* [About this exercise] Copy every entry below exactly, and keep out the pictures.
···
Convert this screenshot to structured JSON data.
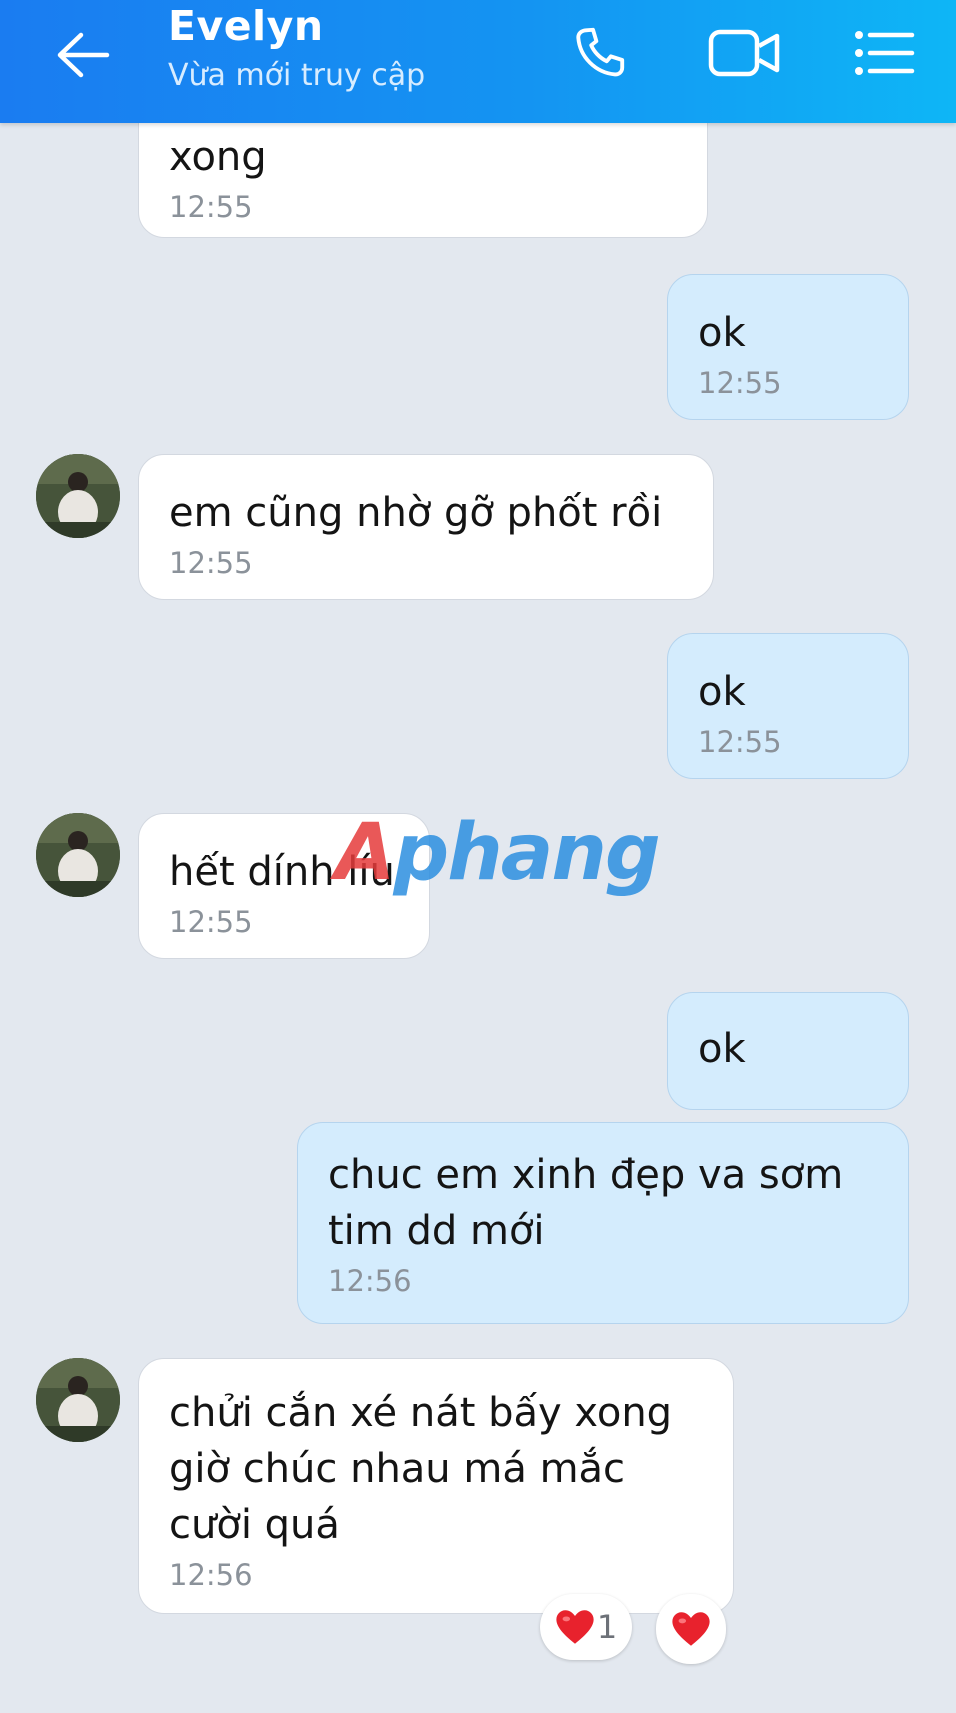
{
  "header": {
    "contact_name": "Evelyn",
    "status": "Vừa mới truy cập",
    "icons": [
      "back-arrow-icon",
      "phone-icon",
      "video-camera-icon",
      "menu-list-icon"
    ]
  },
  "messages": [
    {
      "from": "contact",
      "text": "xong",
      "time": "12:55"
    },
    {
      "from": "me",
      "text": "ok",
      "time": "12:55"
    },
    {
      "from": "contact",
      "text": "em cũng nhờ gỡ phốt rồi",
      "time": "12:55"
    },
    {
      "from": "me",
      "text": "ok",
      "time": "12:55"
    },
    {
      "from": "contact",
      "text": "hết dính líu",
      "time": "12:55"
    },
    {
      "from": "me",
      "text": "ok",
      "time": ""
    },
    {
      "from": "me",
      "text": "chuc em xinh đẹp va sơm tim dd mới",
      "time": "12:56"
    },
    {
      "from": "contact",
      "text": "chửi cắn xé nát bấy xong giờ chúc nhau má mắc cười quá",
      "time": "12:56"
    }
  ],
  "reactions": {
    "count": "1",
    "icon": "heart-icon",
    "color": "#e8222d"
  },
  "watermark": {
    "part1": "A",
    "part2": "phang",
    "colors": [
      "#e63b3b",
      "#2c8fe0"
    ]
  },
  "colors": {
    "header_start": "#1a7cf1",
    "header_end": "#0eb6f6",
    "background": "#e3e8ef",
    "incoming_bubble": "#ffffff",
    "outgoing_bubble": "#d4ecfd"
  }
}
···
* [Finished exercise]
Convert this screenshot to structured JSON data.
{
  "header": {
    "contact_name": "Evelyn",
    "status": "Vừa mới truy cập",
    "icons": [
      "back-arrow-icon",
      "phone-icon",
      "video-camera-icon",
      "menu-list-icon"
    ]
  },
  "messages": [
    {
      "from": "contact",
      "text": "xong",
      "time": "12:55"
    },
    {
      "from": "me",
      "text": "ok",
      "time": "12:55"
    },
    {
      "from": "contact",
      "text": "em cũng nhờ gỡ phốt rồi",
      "time": "12:55"
    },
    {
      "from": "me",
      "text": "ok",
      "time": "12:55"
    },
    {
      "from": "contact",
      "text": "hết dính líu",
      "time": "12:55"
    },
    {
      "from": "me",
      "text": "ok",
      "time": ""
    },
    {
      "from": "me",
      "text": "chuc em xinh đẹp va sơm tim dd mới",
      "time": "12:56"
    },
    {
      "from": "contact",
      "text": "chửi cắn xé nát bấy xong giờ chúc nhau má mắc cười quá",
      "time": "12:56"
    }
  ],
  "reactions": {
    "count": "1",
    "icon": "heart-icon",
    "color": "#e8222d"
  },
  "watermark": {
    "part1": "A",
    "part2": "phang",
    "colors": [
      "#e63b3b",
      "#2c8fe0"
    ]
  },
  "colors": {
    "header_start": "#1a7cf1",
    "header_end": "#0eb6f6",
    "background": "#e3e8ef",
    "incoming_bubble": "#ffffff",
    "outgoing_bubble": "#d4ecfd"
  }
}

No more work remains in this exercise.